**Work item**
Tally the lines of the entries in which the string "initial" occurs, and say only how many.
Provided data Block Start
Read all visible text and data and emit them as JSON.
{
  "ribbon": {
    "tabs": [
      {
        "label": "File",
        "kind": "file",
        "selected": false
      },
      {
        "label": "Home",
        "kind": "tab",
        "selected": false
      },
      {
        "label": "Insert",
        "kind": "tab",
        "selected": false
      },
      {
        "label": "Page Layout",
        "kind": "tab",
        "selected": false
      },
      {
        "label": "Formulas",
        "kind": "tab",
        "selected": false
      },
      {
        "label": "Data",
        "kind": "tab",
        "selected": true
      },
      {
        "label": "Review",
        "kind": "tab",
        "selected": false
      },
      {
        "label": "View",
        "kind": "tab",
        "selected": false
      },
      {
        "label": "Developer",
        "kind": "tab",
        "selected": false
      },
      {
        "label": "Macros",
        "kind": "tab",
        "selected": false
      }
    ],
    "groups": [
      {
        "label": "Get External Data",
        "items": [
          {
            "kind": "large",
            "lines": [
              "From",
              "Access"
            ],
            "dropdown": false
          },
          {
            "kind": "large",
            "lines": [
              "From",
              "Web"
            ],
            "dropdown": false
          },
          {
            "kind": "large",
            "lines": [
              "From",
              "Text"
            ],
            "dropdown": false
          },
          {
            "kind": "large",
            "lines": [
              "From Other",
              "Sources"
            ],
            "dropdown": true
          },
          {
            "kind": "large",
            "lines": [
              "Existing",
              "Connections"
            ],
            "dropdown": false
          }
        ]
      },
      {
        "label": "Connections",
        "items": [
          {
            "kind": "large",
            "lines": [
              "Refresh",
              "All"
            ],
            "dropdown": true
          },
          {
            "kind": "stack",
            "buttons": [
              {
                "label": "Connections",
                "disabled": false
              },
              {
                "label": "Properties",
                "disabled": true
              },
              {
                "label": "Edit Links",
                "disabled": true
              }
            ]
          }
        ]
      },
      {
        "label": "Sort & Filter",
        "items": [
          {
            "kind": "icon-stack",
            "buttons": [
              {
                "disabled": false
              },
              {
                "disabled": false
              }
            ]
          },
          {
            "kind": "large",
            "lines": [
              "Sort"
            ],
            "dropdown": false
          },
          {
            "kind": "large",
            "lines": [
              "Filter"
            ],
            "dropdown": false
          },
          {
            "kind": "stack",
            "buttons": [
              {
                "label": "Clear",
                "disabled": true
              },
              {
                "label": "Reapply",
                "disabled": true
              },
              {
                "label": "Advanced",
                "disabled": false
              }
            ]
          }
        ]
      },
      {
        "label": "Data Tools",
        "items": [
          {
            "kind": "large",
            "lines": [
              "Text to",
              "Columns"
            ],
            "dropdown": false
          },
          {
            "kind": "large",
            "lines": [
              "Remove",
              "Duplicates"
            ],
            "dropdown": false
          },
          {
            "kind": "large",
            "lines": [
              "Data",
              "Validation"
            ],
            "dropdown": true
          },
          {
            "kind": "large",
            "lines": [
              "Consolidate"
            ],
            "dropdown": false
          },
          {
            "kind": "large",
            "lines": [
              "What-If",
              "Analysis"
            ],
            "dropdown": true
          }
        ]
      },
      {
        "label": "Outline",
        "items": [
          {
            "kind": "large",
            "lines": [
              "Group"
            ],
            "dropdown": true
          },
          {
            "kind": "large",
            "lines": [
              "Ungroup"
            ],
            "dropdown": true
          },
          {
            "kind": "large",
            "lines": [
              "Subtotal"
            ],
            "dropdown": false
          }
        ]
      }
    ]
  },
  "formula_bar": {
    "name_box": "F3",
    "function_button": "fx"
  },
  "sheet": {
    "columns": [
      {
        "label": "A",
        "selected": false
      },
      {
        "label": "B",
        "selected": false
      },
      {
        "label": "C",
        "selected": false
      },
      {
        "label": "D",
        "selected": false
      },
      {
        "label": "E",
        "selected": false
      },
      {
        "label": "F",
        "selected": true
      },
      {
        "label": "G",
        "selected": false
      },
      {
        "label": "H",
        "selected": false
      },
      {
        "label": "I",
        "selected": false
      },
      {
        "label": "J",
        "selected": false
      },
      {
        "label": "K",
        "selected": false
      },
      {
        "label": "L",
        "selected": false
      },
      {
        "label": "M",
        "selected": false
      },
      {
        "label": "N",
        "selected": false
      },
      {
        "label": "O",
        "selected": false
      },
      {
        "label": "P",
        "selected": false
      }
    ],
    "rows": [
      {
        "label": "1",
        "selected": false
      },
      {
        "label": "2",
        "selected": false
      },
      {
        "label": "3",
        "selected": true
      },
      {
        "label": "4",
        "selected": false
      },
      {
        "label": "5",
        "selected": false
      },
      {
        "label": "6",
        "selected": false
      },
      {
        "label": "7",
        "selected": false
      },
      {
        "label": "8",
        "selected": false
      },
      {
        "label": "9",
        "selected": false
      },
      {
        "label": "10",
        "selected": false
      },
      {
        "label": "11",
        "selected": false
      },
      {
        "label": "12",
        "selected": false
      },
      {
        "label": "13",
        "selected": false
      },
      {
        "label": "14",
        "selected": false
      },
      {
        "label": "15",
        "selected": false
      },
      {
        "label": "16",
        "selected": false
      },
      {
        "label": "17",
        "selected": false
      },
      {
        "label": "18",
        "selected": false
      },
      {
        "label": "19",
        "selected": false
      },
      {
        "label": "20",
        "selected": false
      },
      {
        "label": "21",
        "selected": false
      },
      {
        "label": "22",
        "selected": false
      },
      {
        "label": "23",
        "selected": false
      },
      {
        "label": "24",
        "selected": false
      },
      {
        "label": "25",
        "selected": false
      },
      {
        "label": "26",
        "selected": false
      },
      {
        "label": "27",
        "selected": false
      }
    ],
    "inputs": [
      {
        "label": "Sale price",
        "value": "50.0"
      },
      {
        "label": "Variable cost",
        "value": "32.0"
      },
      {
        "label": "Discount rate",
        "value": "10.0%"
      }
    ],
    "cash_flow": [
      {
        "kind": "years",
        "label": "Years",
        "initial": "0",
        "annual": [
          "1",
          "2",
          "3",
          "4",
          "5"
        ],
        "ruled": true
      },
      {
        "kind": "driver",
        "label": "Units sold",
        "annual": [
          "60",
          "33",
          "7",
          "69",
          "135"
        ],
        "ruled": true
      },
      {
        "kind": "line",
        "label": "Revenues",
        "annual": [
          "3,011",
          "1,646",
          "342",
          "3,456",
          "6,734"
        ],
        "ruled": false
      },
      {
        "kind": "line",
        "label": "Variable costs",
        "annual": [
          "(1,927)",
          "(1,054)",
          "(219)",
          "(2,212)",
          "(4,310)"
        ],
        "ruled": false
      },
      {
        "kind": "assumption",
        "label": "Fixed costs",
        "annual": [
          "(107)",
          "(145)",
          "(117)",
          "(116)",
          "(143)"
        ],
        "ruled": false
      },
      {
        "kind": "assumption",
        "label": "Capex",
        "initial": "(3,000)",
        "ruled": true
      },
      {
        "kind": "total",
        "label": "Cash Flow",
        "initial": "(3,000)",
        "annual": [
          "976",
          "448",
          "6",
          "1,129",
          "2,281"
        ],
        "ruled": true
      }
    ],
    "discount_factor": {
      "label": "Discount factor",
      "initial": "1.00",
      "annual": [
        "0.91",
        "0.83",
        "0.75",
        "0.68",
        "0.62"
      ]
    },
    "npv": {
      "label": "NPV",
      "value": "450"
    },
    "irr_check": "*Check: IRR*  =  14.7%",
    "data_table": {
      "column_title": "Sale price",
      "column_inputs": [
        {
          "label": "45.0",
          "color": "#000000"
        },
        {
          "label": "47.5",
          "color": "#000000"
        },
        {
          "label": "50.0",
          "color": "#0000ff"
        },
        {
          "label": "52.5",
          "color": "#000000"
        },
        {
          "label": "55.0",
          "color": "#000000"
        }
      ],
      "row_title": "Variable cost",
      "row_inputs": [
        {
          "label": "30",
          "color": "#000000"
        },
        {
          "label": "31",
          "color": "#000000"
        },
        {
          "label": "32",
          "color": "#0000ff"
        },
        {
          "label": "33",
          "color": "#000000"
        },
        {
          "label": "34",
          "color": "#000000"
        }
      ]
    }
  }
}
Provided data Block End
**Reply to the exercise**
4